The iceberg towers about 40 m above the frozen sea surface, with our field support team providing scale as they scope a route of safe approach. However, hidden from sight by the sea ice, the iceberg stretches a further 170 m below the surface to the point where it is grounded on the seafloor.
Conducting field science in Antarctica requires being able to adapt to a dynamic environment. In this case, our flexibility was rewarded with a unique data set – essentially a laboratory study in fluid mechanics on a real-world scale.
By Natalie Robinson, New Zealand National Institute for Water and Atmospheric Research (NIWA)
If you pre-register for the 2019 General Assembly (Vienna, 07–12 April), you can take part in our annual photo competition! From 15 January until 15 February, every participant pre-registered for the General Assembly can submit up three original photos and one moving image related to the Earth, planetary, and space sciences in competition for free registration to next year’s General Assembly! These can include fantastic field photos, a stunning shot of your favourite thin section, what you’ve captured out on holiday or under the electron microscope – if it’s geoscientific, it fits the bill. Find out more about how to take part at http://imaggeo.egu.eu/photo-contest/information/.

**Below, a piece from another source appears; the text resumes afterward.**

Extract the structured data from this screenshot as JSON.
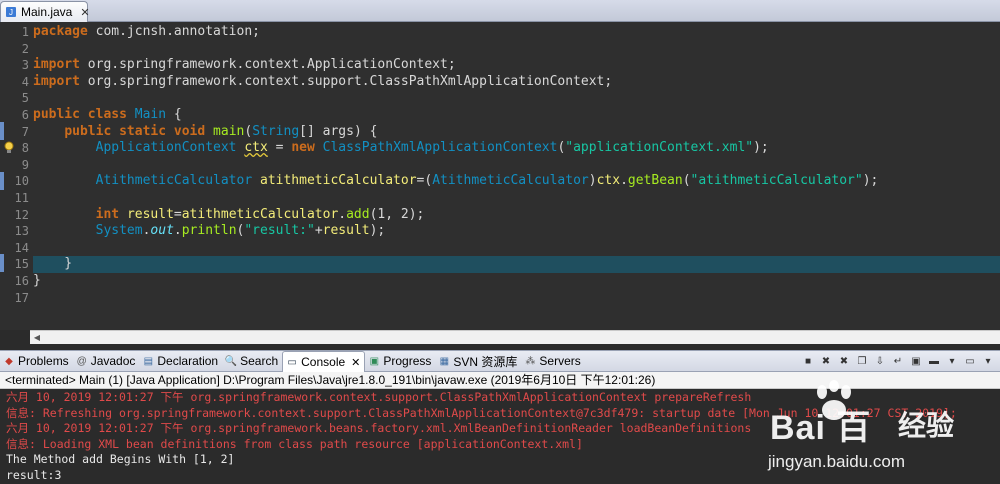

Imaggeo is the EGU’s online open access geosciences image repository. All geoscientists (and others) can submit their photographs and videos to this repository and, since it is open access, these images can be used for free by scientists for their presentations or publications, by educators and the general public, and some images can even be used freely for commercial purposes. Photographers also retain full rights of use, as Imaggeo images are licensed and distributed by the EGU under a Creative Commons licence. Submit your photos at http://imaggeo.egu.eu/upload/.